— The most impressive game shown during the event was, unsurprisingly, Uncharted 3: Drake’s Deception, due in stores Nov. 1, 2011 (with a beta multiplayer mode available June 20). The live demo showed treasure-hunter Nathan Drake sneaking around a luxury cruise ship that’s soon tipped over and filling up with water. That water! At one point we got a nice, long look at the game’s rendering of the ocean, and those water effects would feel right at home in any modern Hollywood blockbuster. And in the strangest of promotional decisions, Sony is teaming up with Subway — yes, the sandwich chain — to release Uncharted 3‘s multiplayer mode a full month early. The game’s entire multiplayer mode will be available in October to those who purchase certain items at Subway. Who knew Nathan Drake and Jared Fogle had so much in common?

— Sony continued to tout the PlayStation Move, its Wii-esque motion controller, by promising 200 Move-compatible games by the year’s end. During a demo of NBA 2K12, Sony brought out none other than Kobe Bryant to show how easy it was to play the game with the Move controller. However, the demo wasn’t too convincing, as Bryant unintentionally made his digital doppelgänger run straight out of bounds. Then again, the Lakers were playing the Miami Heat in the demo, and those guys are awfully intimidating. Also announced: the 2012 shooter BioShock Infinite will now support the Move, and LittleBigPlanet 2 will be adding enhanced Move functionality in September.

— Nowhere to be seen: Sony’s fictional vice president Kevin Butler. Sony likely felt it’d be inappropriate to feature the boastful Butler in light of the PlayStation Network fiasco.
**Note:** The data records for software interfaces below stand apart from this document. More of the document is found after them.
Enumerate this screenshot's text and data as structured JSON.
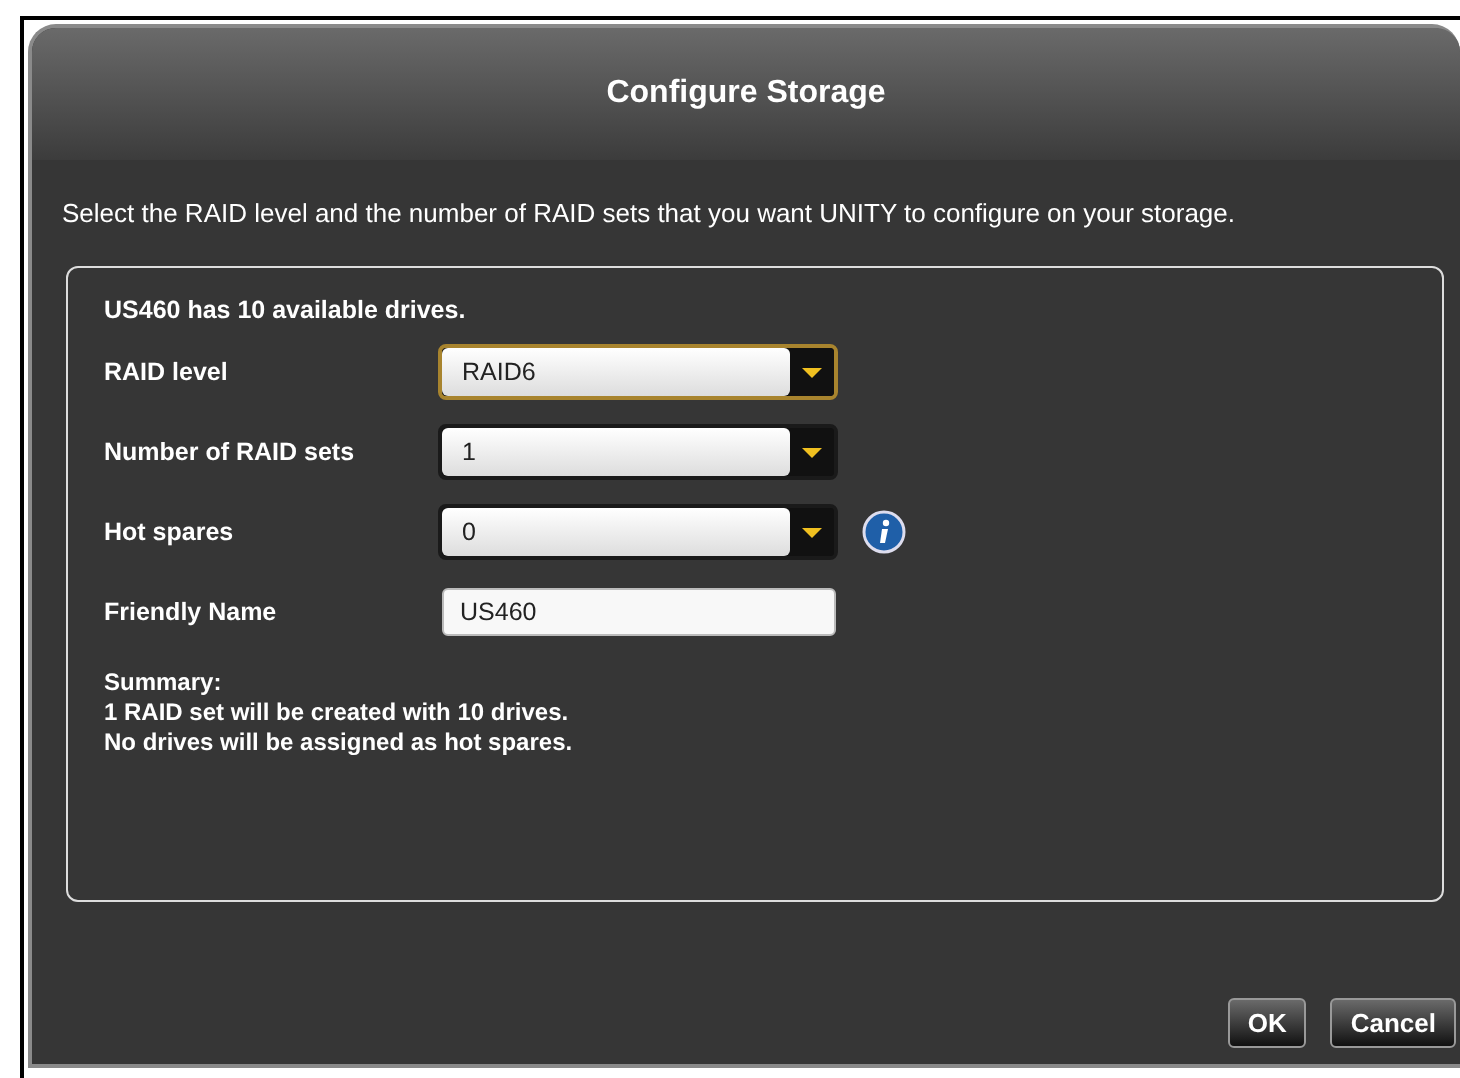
{
  "dialog": {
    "title": "Configure Storage",
    "description": "Select the RAID level and the number of RAID sets that you want UNITY to configure on your storage."
  },
  "panel": {
    "heading": "US460 has 10 available drives.",
    "fields": [
      {
        "kind": "select",
        "label": "RAID level",
        "value": "RAID6",
        "focused": true,
        "info": false
      },
      {
        "kind": "select",
        "label": "Number of RAID sets",
        "value": "1",
        "focused": false,
        "info": false
      },
      {
        "kind": "select",
        "label": "Hot spares",
        "value": "0",
        "focused": false,
        "info": true
      },
      {
        "kind": "text",
        "label": "Friendly Name",
        "value": "US460",
        "focused": false,
        "info": false
      }
    ],
    "summary": [
      "Summary:",
      "1 RAID set will be created with 10 drives.",
      "No drives will be assigned as hot spares."
    ]
  },
  "buttons": [
    "OK",
    "Cancel"
  ]
}
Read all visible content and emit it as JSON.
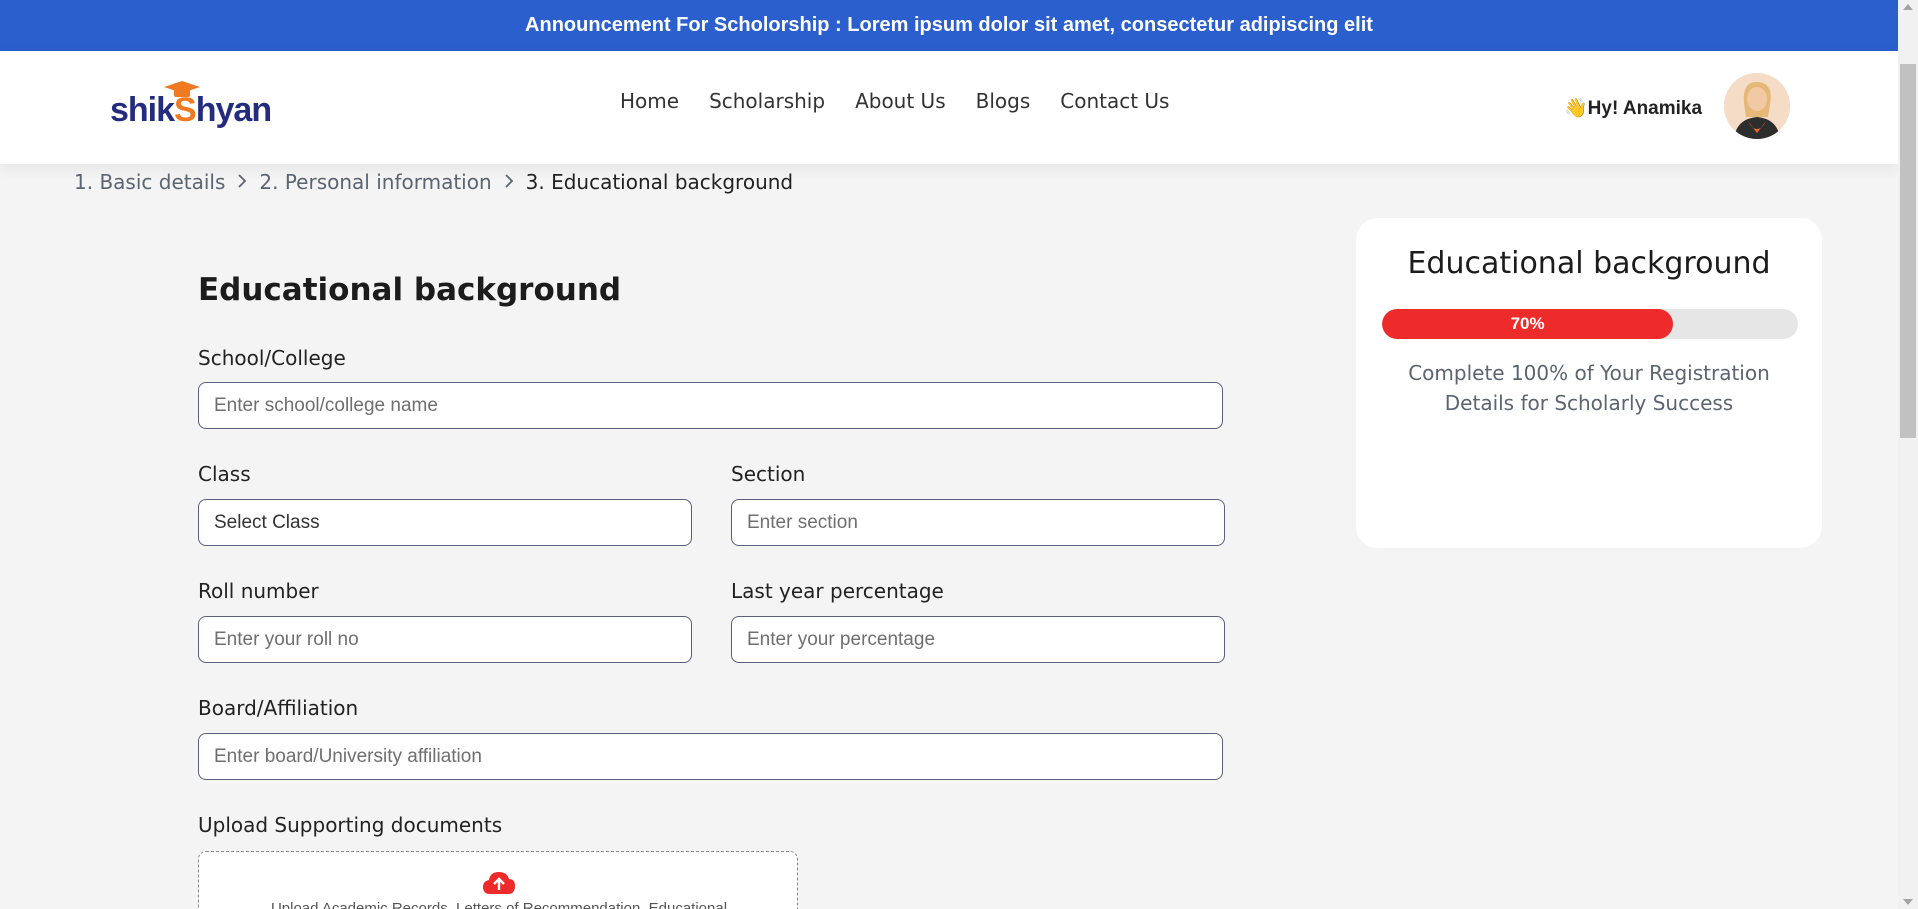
{
  "announcement": {
    "text": "Announcement For Scholorship : Lorem ipsum dolor sit amet, consectetur adipiscing elit"
  },
  "header": {
    "logo_text_1": "shik",
    "logo_text_2": "hyan",
    "nav": [
      "Home",
      "Scholarship",
      "About Us",
      "Blogs",
      "Contact Us"
    ],
    "greeting": "👋Hy! Anamika",
    "avatar_icon": "user-avatar"
  },
  "breadcrumb": {
    "steps": [
      "1. Basic details",
      "2. Personal information",
      "3. Educational background"
    ]
  },
  "form": {
    "title": "Educational background",
    "school_label": "School/College",
    "school_placeholder": "Enter school/college name",
    "class_label": "Class",
    "class_value": "Select Class",
    "section_label": "Section",
    "section_placeholder": "Enter section",
    "roll_label": "Roll number",
    "roll_placeholder": "Enter your roll no",
    "percentage_label": "Last year percentage",
    "percentage_placeholder": "Enter your percentage",
    "board_label": "Board/Affiliation",
    "board_placeholder": "Enter board/University affiliation",
    "upload_label": "Upload Supporting documents",
    "upload_text": "Upload Academic Records, Letters of Recommendation, Educational",
    "upload_icon": "cloud-upload-icon"
  },
  "progress_card": {
    "title": "Educational background",
    "progress_percent": 70,
    "progress_label": "70%",
    "description": "Complete 100% of Your Registration Details for Scholarly Success"
  },
  "colors": {
    "announcement_bg": "#2b5fce",
    "brand_navy": "#242c7e",
    "brand_orange": "#f07a22",
    "progress_fill": "#ee2b2b",
    "progress_track": "#e6e6e6"
  }
}
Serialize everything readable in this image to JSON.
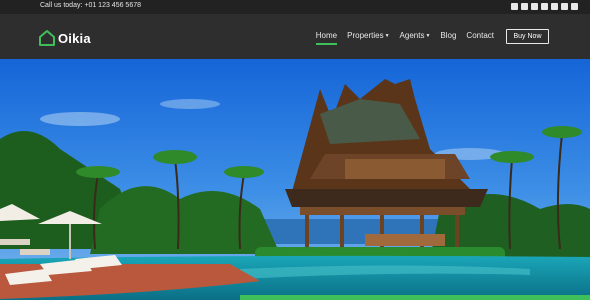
{
  "topbar": {
    "phone": "Call us today: +01 123 456 5678",
    "social_icons": [
      "facebook-icon",
      "twitter-icon",
      "linkedin-icon",
      "vimeo-icon",
      "youtube-icon",
      "dribbble-icon",
      "rss-icon"
    ]
  },
  "header": {
    "logo_text": "Oikia",
    "nav": [
      {
        "label": "Home",
        "active": true
      },
      {
        "label": "Properties",
        "dropdown": true
      },
      {
        "label": "Agents",
        "dropdown": true
      },
      {
        "label": "Blog"
      },
      {
        "label": "Contact"
      }
    ],
    "cta": "Buy Now"
  },
  "colors": {
    "accent": "#3fbf5a",
    "topbar_bg": "#222222",
    "header_bg": "#2e2e2e"
  },
  "hero": {
    "image": "tropical-resort-pool-pavilion"
  }
}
That’s understandable, but still, the guy’s energetic gaming proclamations were very much missed.

PopWatchers, do you envision putting down Angry Birds to play the PlayStation Vita? Are you on board with 3-D gaming? And, PlayStation Network addicts, do you accept Sony’s apology?